Expense reimbursement may seem like a small issue in comparison with the other areas of liability facing California employers, but the exposure for not appropriately reimbursing employees can be substantial. In Gattuso v. Harte-Hanks Shoppers, Inc., the California Supreme Court clarified the parameters of mileage reimbursement under California law, as well as the three

California employers need to routinely need to review their policies and practices to make sure they are complying with intricacies that may arise in their work place.  In law school, attorneys-to-be are taught to “issue spot,” and the unfortunate litigation landscape that faces California employers, business owners and their supervisors must also “issue spot” and

This week’s Friday’s Five covers five huge misconceptions about California employment law that can land employers into huge legal trouble:

1. Meal and rest breaks seem so trivial.

The topic may seem trivial for companies that have not faced this litigation before, or for out of state employers who wrongly believe California cannot be much

You may recall from your college business law class of the “American rule” regarding attorney’s fees: generally in the United States each side is responsible to their own attorney’s fees, and unlike other countries, the loser does not have to pay the other party’s attorney’s fees.
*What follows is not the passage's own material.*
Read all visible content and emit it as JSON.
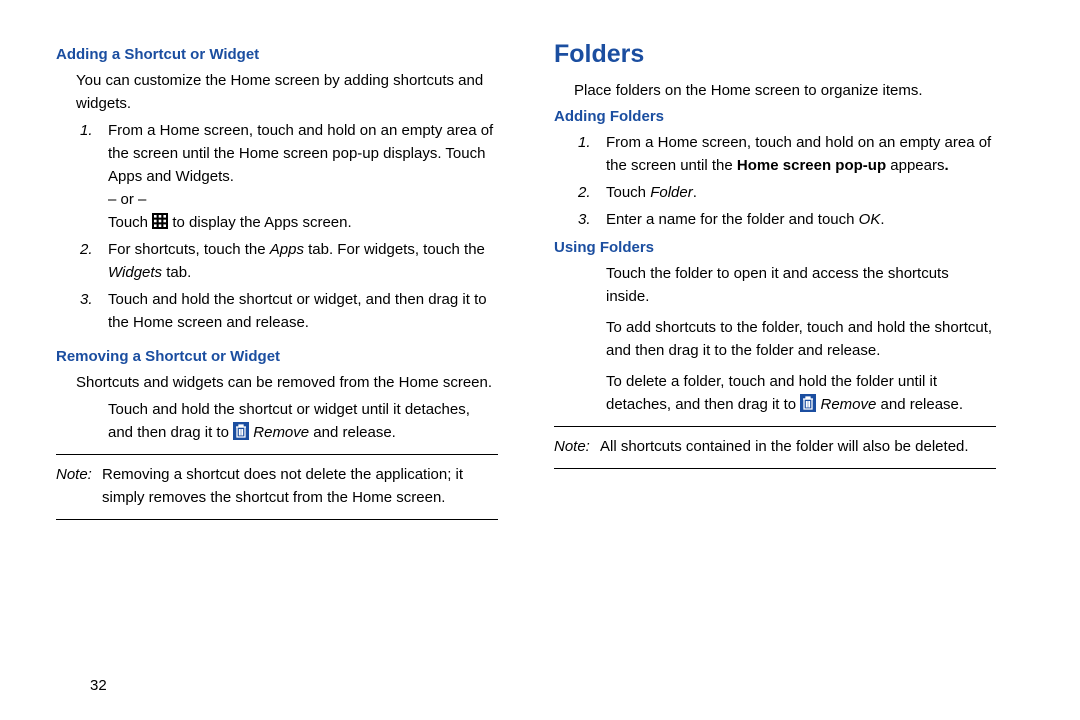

Employers can basically ignore this general rule

You’ve set up a successful company and begin hiring employees. To be a successful operator in California, a company’s management needs to be familiar with the critical legal concepts in order to successfully navigate California’s complex employment laws. You never wanted to go to law school, but time to hit the, ahem, books (or the

Colin Cochran brought a putative class action against his employers, Schwan’s Home Service, on behalf of 1,500 customer service managers who were not reimbursed for expenses pertaining to the work-related use of their personal cell phones. He alleged causes of action for violation of Labor Code section 2802; unfair business practices under Business and Professions
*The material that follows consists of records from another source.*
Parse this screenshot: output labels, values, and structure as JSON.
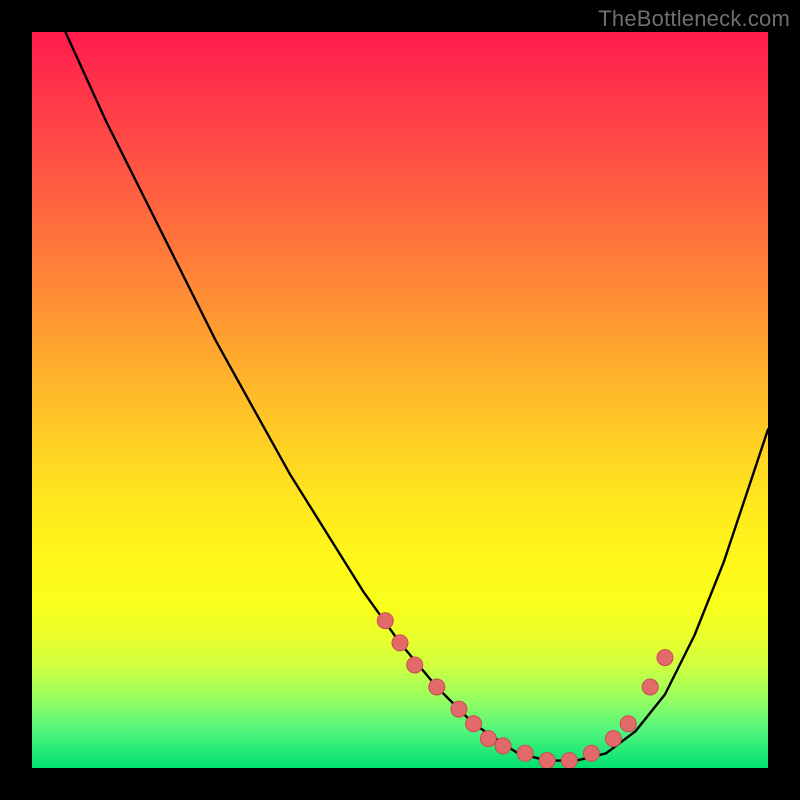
{
  "watermark": "TheBottleneck.com",
  "colors": {
    "dot_fill": "#e36a6a",
    "dot_stroke": "#ca4d4d",
    "curve_stroke": "#000000"
  },
  "chart_data": {
    "type": "line",
    "title": "",
    "xlabel": "",
    "ylabel": "",
    "xlim": [
      0,
      100
    ],
    "ylim": [
      0,
      100
    ],
    "grid": false,
    "series": [
      {
        "name": "bottleneck-curve",
        "x": [
          0,
          5,
          10,
          15,
          20,
          25,
          30,
          35,
          40,
          45,
          50,
          55,
          60,
          63,
          66,
          70,
          74,
          78,
          82,
          86,
          90,
          94,
          98,
          100
        ],
        "values": [
          110,
          99,
          88,
          78,
          68,
          58,
          49,
          40,
          32,
          24,
          17,
          11,
          6,
          4,
          2,
          1,
          1,
          2,
          5,
          10,
          18,
          28,
          40,
          46
        ]
      }
    ],
    "dots": {
      "name": "highlighted-points",
      "x": [
        48,
        50,
        52,
        55,
        58,
        60,
        62,
        64,
        67,
        70,
        73,
        76,
        79,
        81,
        84,
        86
      ],
      "values": [
        20,
        17,
        14,
        11,
        8,
        6,
        4,
        3,
        2,
        1,
        1,
        2,
        4,
        6,
        11,
        15
      ]
    }
  }
}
In my last post, I wrote about what steps employers should talk to comply with the new employment laws for 2015. This post discusses more generally what employers should audit on a yearly basis. And with the year coming to a close, now is a great time to review these five items:

1. Expense reimbursement

Expense reimbursement may seem like a small issue in comparison with the other areas of liability facing California employers, but the exposure for not appropriately reimbursing employees can be substantial. In Gattuso v. Harte-Hanks Shoppers, Inc., the California Supreme Court clarified the parameters of mileage reimbursement under California law, as well as the three

Here is a list of five rights provided to employees under the California Labor Code that the employee may not waive by agreement with an employer.

1. Minimum wage
Labor Code Section 1194 provides a private right of action to enforce violations of minimum wage and overtime laws. That statute clearly voids any agreement between

My firm is conducting a webinar on Thursday June 19, 2014 at 10:00 a.m. for a mid-year update on emerging employment law issues and the newly enacted LLC statute effecting most California Limited Liability Companies. 

For more information and to register, please complete the form below:

https://docs.google.com/forms/d/1LU6GudLKMnb4yt4qpvQTagUj9OlxJmaR13JQs79urKI/viewform?embedded=true